picked up when in 2006 Marine Maj. Gen. Richard Zilmer, then commander of the
1st Marine Expeditionary Force, called for solar gear to support forward bases
in the war-torn Anbar province, west of Baghdad, Iraq.
In an interview with The
Wall Street Journal, Gen. Zilmer states, "We used to joke that there
was a generator for every man, woman and child in Iraq. And we did not have any
material solutions to the issues we had out there."
Gen. Zilmer's request fell on deaf ears and more casualties piled up. But
a similar request in 2008 spurred the Navy to
action and this time the Marines came
onboard as well. Col. Bob Charette, a former F-18 pilot, opened the
Marine Expeditionary Energy Office to transfer Navy energy technology to Marine
gear. Col. Charette states, "The Marine commandant made it
clear—he'd rather have an 80% solution today than a 100% solution somewhere
down the road."
III. Mission Success
Like MacGyver, the Navy and Marines worked to do the best with what they had.
Within 9 months they'd created a heavy solar/battery combo pack capable
of being loaded onto Humvees, which included jury-rigged power meters,
purchased from the Home Depot, Inc. (HD). This heavy pack would
power more demanding field gear. Each soldier was also issued a rollable
solar mat to power small electronics.
The first test of the gear just wrapped up and the results appear very
promising. The solar-equipped warriors required dramatically less battery
resupply (typically delivered by helicopters in the field) and fewer fuel
trucks. As they carried less weight, they were able to carry extra ammo
-- potentially life-saving in an intense firefight.
Col. Charette cheered that the trial deployment "has surpassed our
Maj. Sean Sadlier, the Marine expeditionary energy liaison officer at Camp
Leatherneck in Afghanistan says that for platoons at remote outposts, solar
power can be the only source of energy in some cases. The latest test
shows that replacing battery and fuel stocks with solar makes sense even at
marginally suppliable locations.
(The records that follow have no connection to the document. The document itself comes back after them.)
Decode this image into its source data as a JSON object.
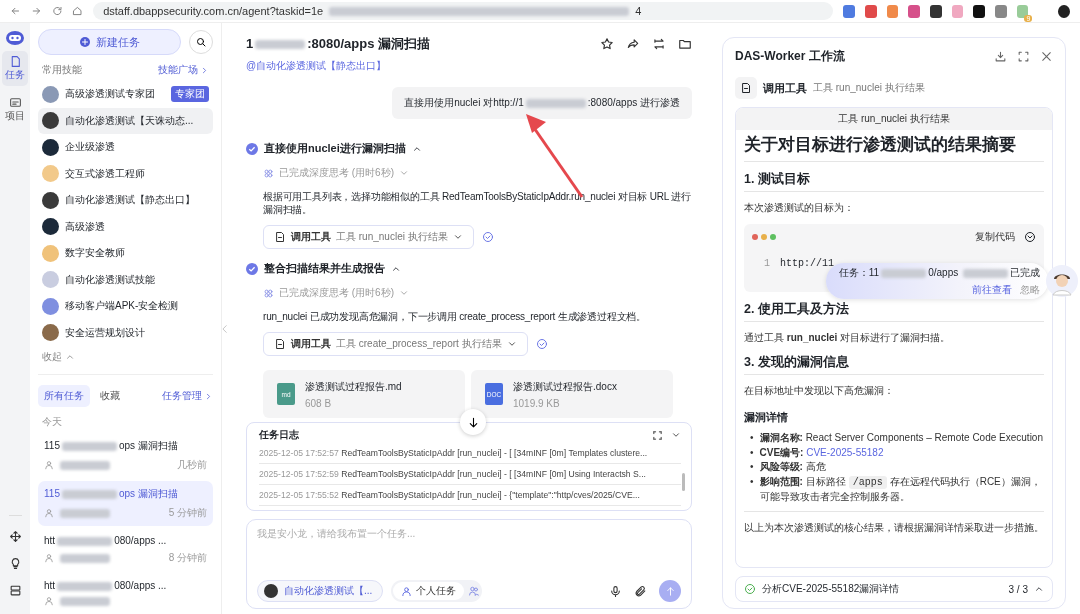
{
  "browser": {
    "url_parts": [
      "dstaff.dbappsecurity.com.cn/agent?taskid=1e",
      "4"
    ],
    "extension_badge": "9"
  },
  "rail": {
    "items": [
      {
        "label": "任务",
        "selected": true
      },
      {
        "label": "项目",
        "selected": false
      }
    ]
  },
  "sidebar": {
    "new_task": "新建任务",
    "skills_heading": "常用技能",
    "skills_link": "技能广场",
    "skills": [
      {
        "name": "高级渗透测试专家团",
        "badge": "专家团",
        "selected": false
      },
      {
        "name": "自动化渗透测试【天诛动态...",
        "selected": true
      },
      {
        "name": "企业级渗透",
        "selected": false
      },
      {
        "name": "交互式渗透工程师",
        "selected": false
      },
      {
        "name": "自动化渗透测试【静态出口】",
        "selected": false
      },
      {
        "name": "高级渗透",
        "selected": false
      },
      {
        "name": "数字安全教师",
        "selected": false
      },
      {
        "name": "自动化渗透测试技能",
        "selected": false
      },
      {
        "name": "移动客户端APK-安全检测",
        "selected": false
      },
      {
        "name": "安全运营规划设计",
        "selected": false
      }
    ],
    "collapse": "收起",
    "task_tabs": [
      {
        "label": "所有任务",
        "selected": true
      },
      {
        "label": "收藏",
        "selected": false
      }
    ],
    "task_manage": "任务管理",
    "today": "今天",
    "tasks": [
      {
        "title_parts": [
          "115",
          "ops 漏洞扫描"
        ],
        "time": "几秒前",
        "selected": false
      },
      {
        "title_parts": [
          "115",
          "ops 漏洞扫描"
        ],
        "time": "5 分钟前",
        "selected": true
      },
      {
        "title_parts": [
          "htt",
          "080/apps ..."
        ],
        "time": "8 分钟前",
        "selected": false
      },
      {
        "title_parts": [
          "htt",
          "080/apps ..."
        ],
        "selected": false
      }
    ]
  },
  "main": {
    "title_parts": [
      "1",
      ":8080/apps 漏洞扫描"
    ],
    "skill_tag": "@自动化渗透测试【静态出口】",
    "user_message_parts": [
      "直接用使用nuclei 对http://1",
      ":8080/apps 进行渗透"
    ],
    "steps": [
      {
        "title": "直接使用nuclei进行漏洞扫描",
        "expanded": true,
        "thinking": "已完成深度思考 (用时6秒)",
        "text": "根据可用工具列表，选择功能相似的工具 RedTeamToolsByStaticIpAddr.run_nuclei 对目标 URL 进行漏洞扫描。",
        "tool_label": "调用工具",
        "tool_detail": "工具 run_nuclei 执行结果"
      },
      {
        "title": "整合扫描结果并生成报告",
        "expanded": true,
        "thinking": "已完成深度思考 (用时6秒)",
        "text": "run_nuclei 已成功发现高危漏洞，下一步调用 create_process_report 生成渗透过程文档。",
        "tool_label": "调用工具",
        "tool_detail": "工具 create_process_report 执行结果"
      }
    ],
    "files": [
      {
        "color": "#4a9a8a",
        "badge": "md",
        "name": "渗透测试过程报告.md",
        "size": "608 B"
      },
      {
        "color": "#4a6ee0",
        "badge": "DOC",
        "name": "渗透测试过程报告.docx",
        "size": "1019.9 KB"
      }
    ],
    "log": {
      "title": "任务日志",
      "entries": [
        {
          "time": "2025-12-05 17:52:57",
          "text": "RedTeamToolsByStaticIpAddr [run_nuclei] - [ [34mINF [0m] Templates clustere..."
        },
        {
          "time": "2025-12-05 17:52:59",
          "text": "RedTeamToolsByStaticIpAddr [run_nuclei] - [ [34mINF [0m] Using Interactsh S..."
        },
        {
          "time": "2025-12-05 17:55:52",
          "text": "RedTeamToolsByStaticIpAddr [run_nuclei] - {\"template\":\"http/cves/2025/CVE..."
        }
      ]
    },
    "input": {
      "placeholder": "我是安小龙，请给我布置一个任务...",
      "skill_chip": "自动化渗透测试【...",
      "mode": "个人任务"
    }
  },
  "panel": {
    "title": "DAS-Worker 工作流",
    "tool_label": "调用工具",
    "tool_detail": "工具 run_nuclei 执行结果",
    "card_header": "工具 run_nuclei 执行结果",
    "doc": [
      {
        "kind": "h1",
        "text": "关于对目标进行渗透测试的结果摘要"
      },
      {
        "kind": "h2",
        "text": "1. 测试目标"
      },
      {
        "kind": "p",
        "text": "本次渗透测试的目标为："
      },
      {
        "kind": "code",
        "copy": "复制代码",
        "line_number": "1",
        "code": "http://11"
      },
      {
        "kind": "h2",
        "text": "2. 使用工具及方法"
      },
      {
        "kind": "p",
        "text": "通过工具 **run_nuclei** 对目标进行了漏洞扫描。"
      },
      {
        "kind": "h2",
        "text": "3. 发现的漏洞信息"
      },
      {
        "kind": "p",
        "text": "在目标地址中发现以下高危漏洞："
      },
      {
        "kind": "h3",
        "text": "漏洞详情"
      },
      {
        "kind": "list",
        "items": [
          {
            "marker": "•",
            "label": "漏洞名称:",
            "segments": [
              {
                "kind": "text",
                "text": "React Server Components – Remote Code Execution"
              }
            ]
          },
          {
            "marker": "•",
            "label": "CVE编号:",
            "segments": [
              {
                "kind": "link",
                "text": "CVE-2025-55182"
              }
            ]
          },
          {
            "marker": "•",
            "label": "风险等级:",
            "segments": [
              {
                "kind": "text",
                "text": "高危"
              }
            ]
          },
          {
            "marker": "•",
            "label": "影响范围:",
            "segments": [
              {
                "kind": "text",
                "text": "目标路径"
              },
              {
                "kind": "code",
                "text": "/apps"
              },
              {
                "kind": "text",
                "text": "存在远程代码执行（RCE）漏洞，可能导致攻击者完全控制服务器。"
              }
            ]
          }
        ]
      },
      {
        "kind": "hr"
      },
      {
        "kind": "p",
        "text": "以上为本次渗透测试的核心结果，请根据漏洞详情采取进一步措施。"
      }
    ],
    "footer": {
      "text": "分析CVE-2025-55182漏洞详情",
      "count": "3 / 3"
    }
  },
  "notification": {
    "parts": [
      "任务：11",
      "0/apps ",
      "已完成"
    ],
    "view": "前往查看",
    "ignore": "忽略"
  }
}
The next real test will be to develop larger solar rechargers capable of
servicing a large formation, like India Company's parent battalion.
Officers say that device could see completion and deployment by the